Merali is charged under U.S. federal law with conspiracy to distribute marijuana. If convicted, he faces a mandatory minimum prison term of five years behind bars, with a maximum of 40 years and a $2-million fine.
Merali made his first appearance before the U.S. magistrate judge in Seattle Wednesday, and will remain in jail pending the results of a bail hearing scheduled for May 9.
Following yesterday's court appearance, Assistant U.S. Attorney David Jennings called Merali's alleged involvement in the drug smuggling scheme "unfortunate when a person in a position of trust like a customs officer betrays that trust."
The estimated value of the marijuana seized is estimated by U.S. Customs and Border Protection authorities as $680,000 U.S.
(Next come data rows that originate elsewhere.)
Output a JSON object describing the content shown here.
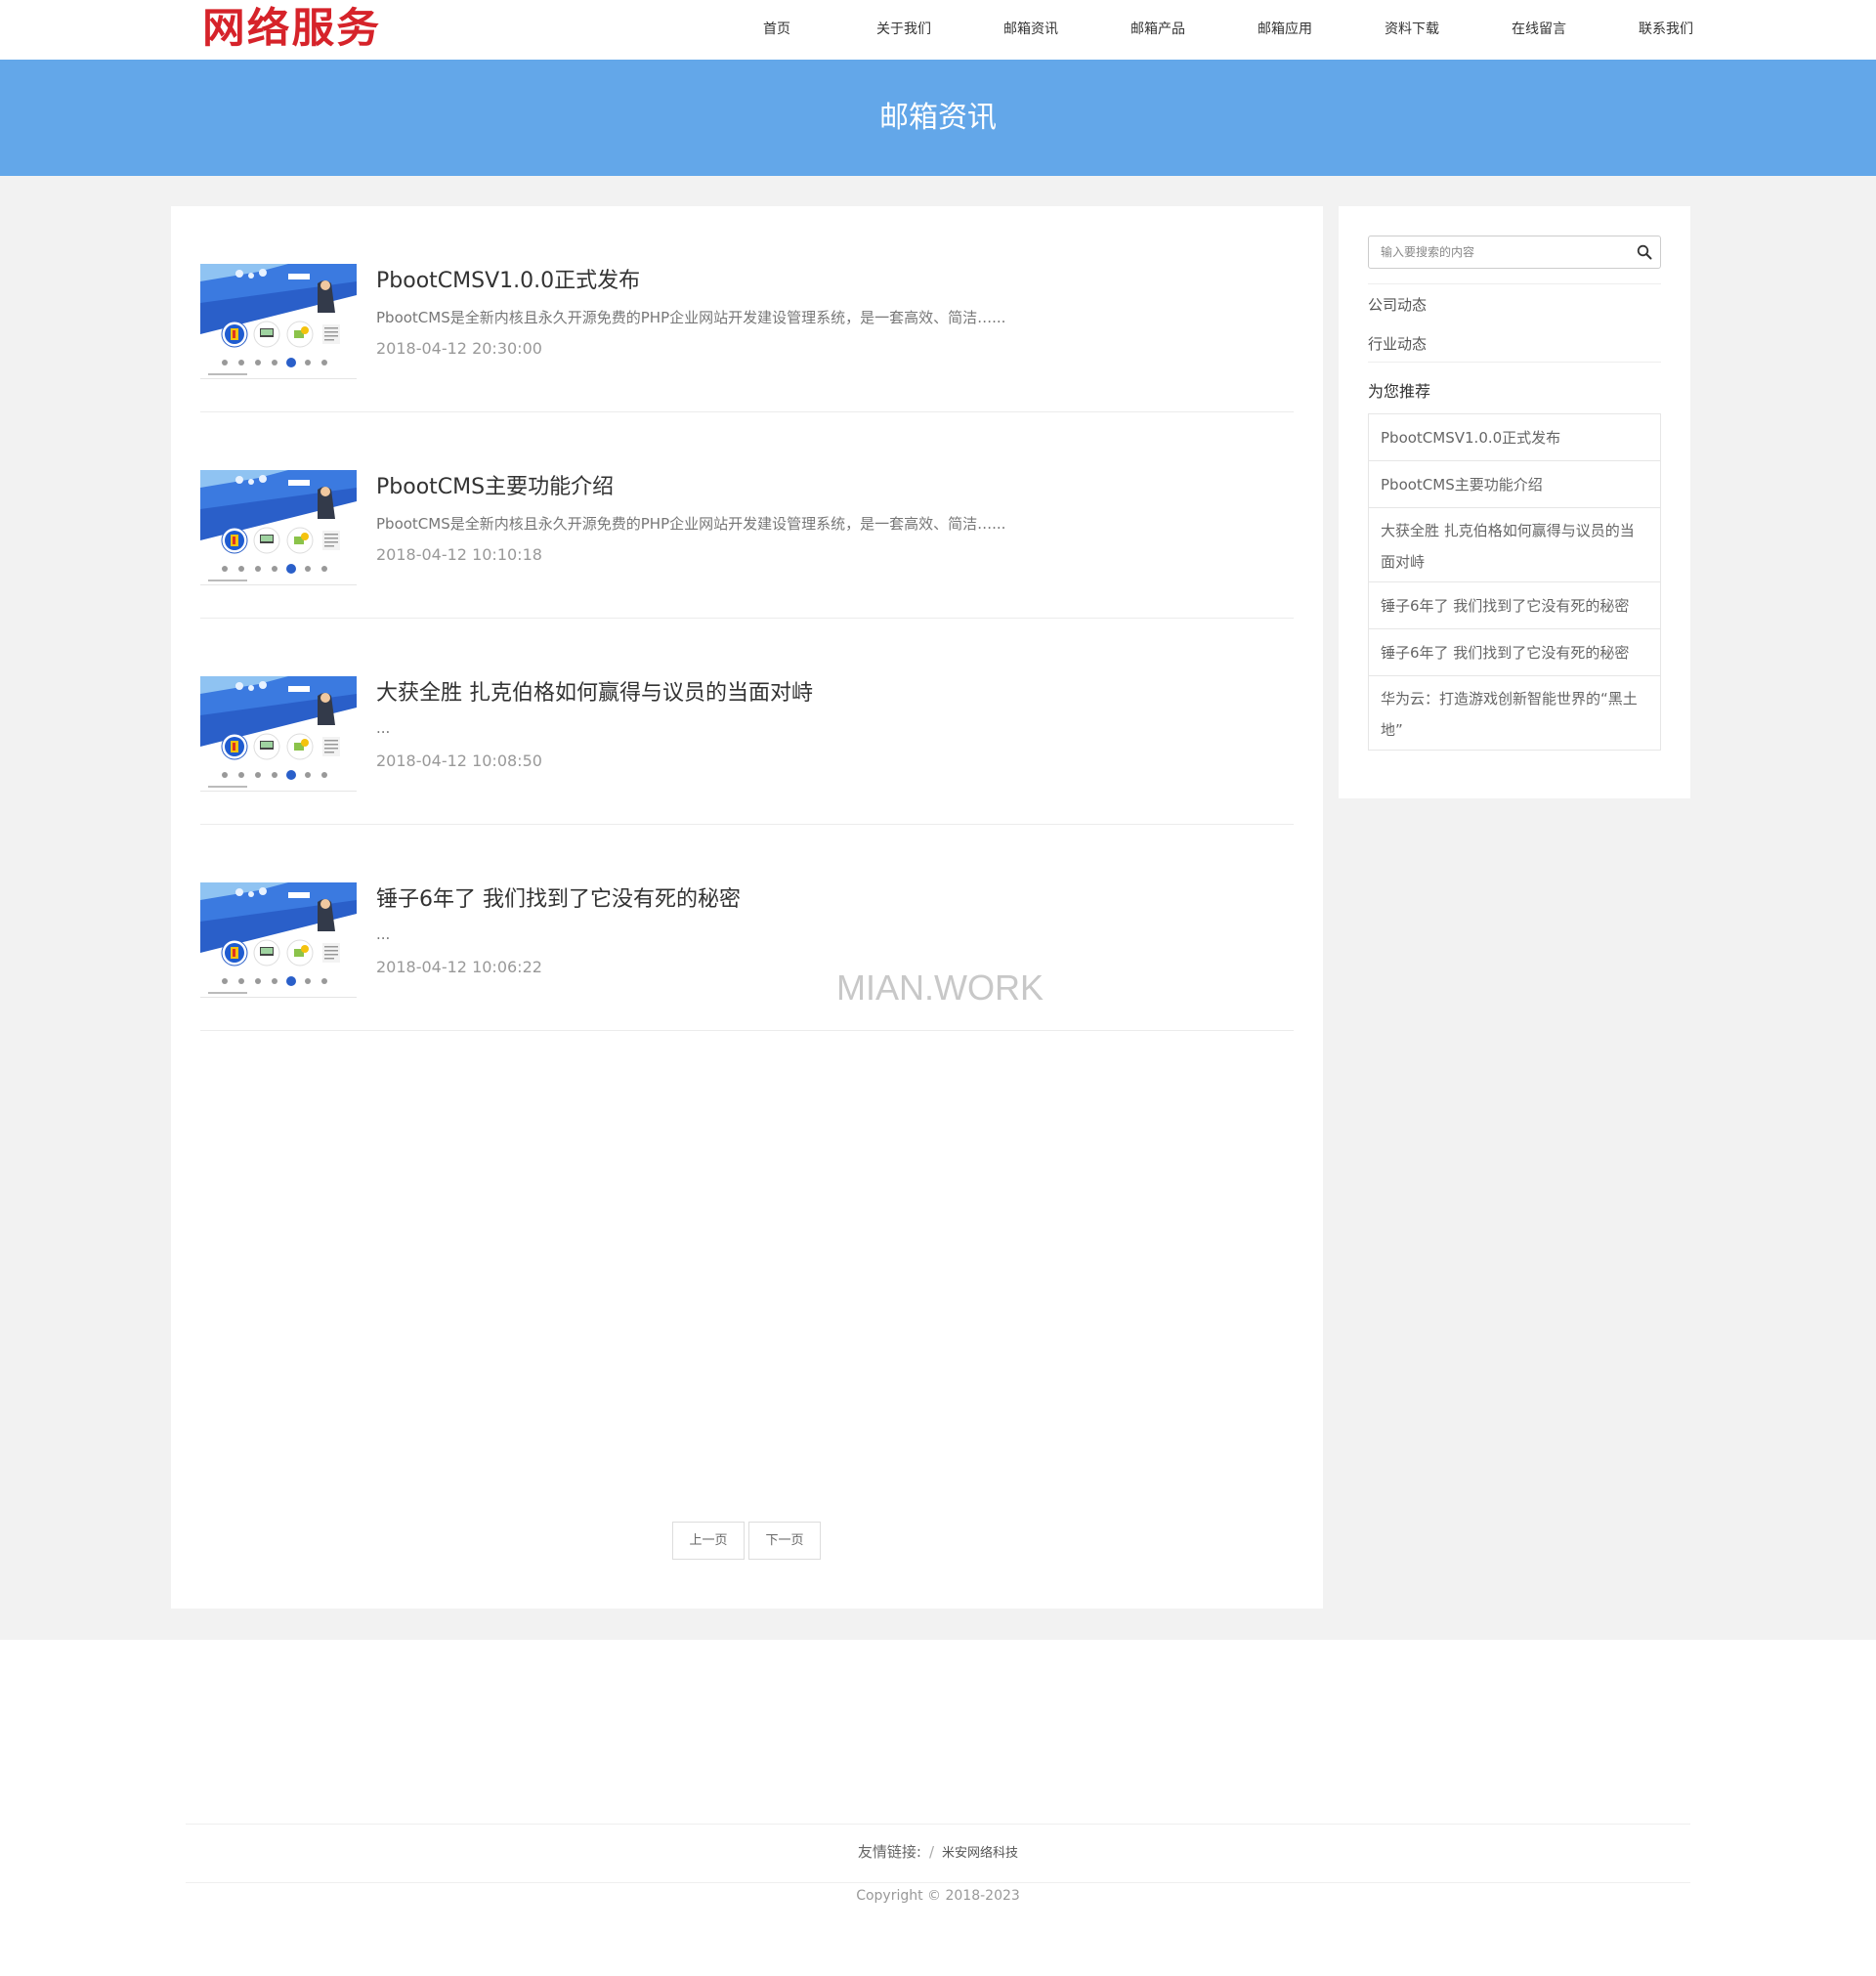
{
  "header": {
    "logo_text": "网络服务",
    "nav": [
      "首页",
      "关于我们",
      "邮箱资讯",
      "邮箱产品",
      "邮箱应用",
      "资料下载",
      "在线留言",
      "联系我们"
    ]
  },
  "banner": {
    "title": "邮箱资讯"
  },
  "news": [
    {
      "title": "PbootCMSV1.0.0正式发布",
      "desc": "PbootCMS是全新内核且永久开源免费的PHP企业网站开发建设管理系统，是一套高效、简洁…...",
      "date": "2018-04-12 20:30:00"
    },
    {
      "title": "PbootCMS主要功能介绍",
      "desc": "PbootCMS是全新内核且永久开源免费的PHP企业网站开发建设管理系统，是一套高效、简洁…...",
      "date": "2018-04-12 10:10:18"
    },
    {
      "title": "大获全胜 扎克伯格如何赢得与议员的当面对峙",
      "desc": "...",
      "date": "2018-04-12 10:08:50"
    },
    {
      "title": "锤子6年了 我们找到了它没有死的秘密",
      "desc": "...",
      "date": "2018-04-12 10:06:22"
    }
  ],
  "pager": {
    "prev": "上一页",
    "next": "下一页"
  },
  "sidebar": {
    "search_placeholder": "输入要搜索的内容",
    "categories": [
      "公司动态",
      "行业动态"
    ],
    "recommend_title": "为您推荐",
    "recommend": [
      "PbootCMSV1.0.0正式发布",
      "PbootCMS主要功能介绍",
      "大获全胜 扎克伯格如何赢得与议员的当面对峙",
      "锤子6年了 我们找到了它没有死的秘密",
      "锤子6年了 我们找到了它没有死的秘密",
      "华为云：打造游戏创新智能世界的“黑土地”"
    ]
  },
  "watermark": "MIAN.WORK",
  "footer": {
    "links_label": "友情链接:",
    "separator": "/",
    "link": "米安网络科技",
    "copyright": "Copyright © 2018-2023"
  },
  "colors": {
    "banner": "#63a7e9",
    "logo": "#d6232a"
  }
}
In a statement sworn in the Seattle court by Jacob Black, special agent with Immigration and Customs Enforcement, the marijuana was discovered early yesterday afternoon after a U.S. customs computer "randomly selected" a GMC Safari van driven by Merali for a secondary customs search.
With his Canada Customs uniform hanging in a rear window, Merali had earlier "flashed" his customs badge to a U.S. customs officer and stated he was coming to visit an area director for United States Customs and Border Protection, according to court document.
Once inside the Port of Entry, Merali allegedly took a border guard aside and told him he was transporting marijuana. Special agents Black and Andrew Poore were quickly called in from Immigration and Customs Enforcement.
According to Black's statement, Merali allegedly told the agents that a man known to him only as "Sam" -- a neighbour of Merali's south Surrey home -- had recruited him in November to smuggle marijuana south across the border and bring cocaine back into Canada. Merali said the neighbor had repeatedly tried to set up smuggling trips but Merali kept backing out, allegedly stating he was "scared."
At that point, according to court documents, Sam told Merali he was "in too deep," adding, "if he kept backing out of deals, the people in the organization would hurt Merali's family."
Merali allegedly told the agents the day he was arrested was his first smuggling trip.
A second man -- 20-year-old Jason Dean Smith of Stanwood, Wash.--- was arrested in connection with the marijuana at a McDonald's Restaurant near Bellis Fair Mall. Earlier, Merali allegedly told the agents he was to deliver the marijuana to a man wearing a red baseball cap at that location.
The agents arrested Smith as he tried to flee the scene in a white Cadillac Escalade.
On Wednesday, Patrick Higgins, public affairs officer with the Canadian Consulate in Seattle, said his office is aware of Merali's case.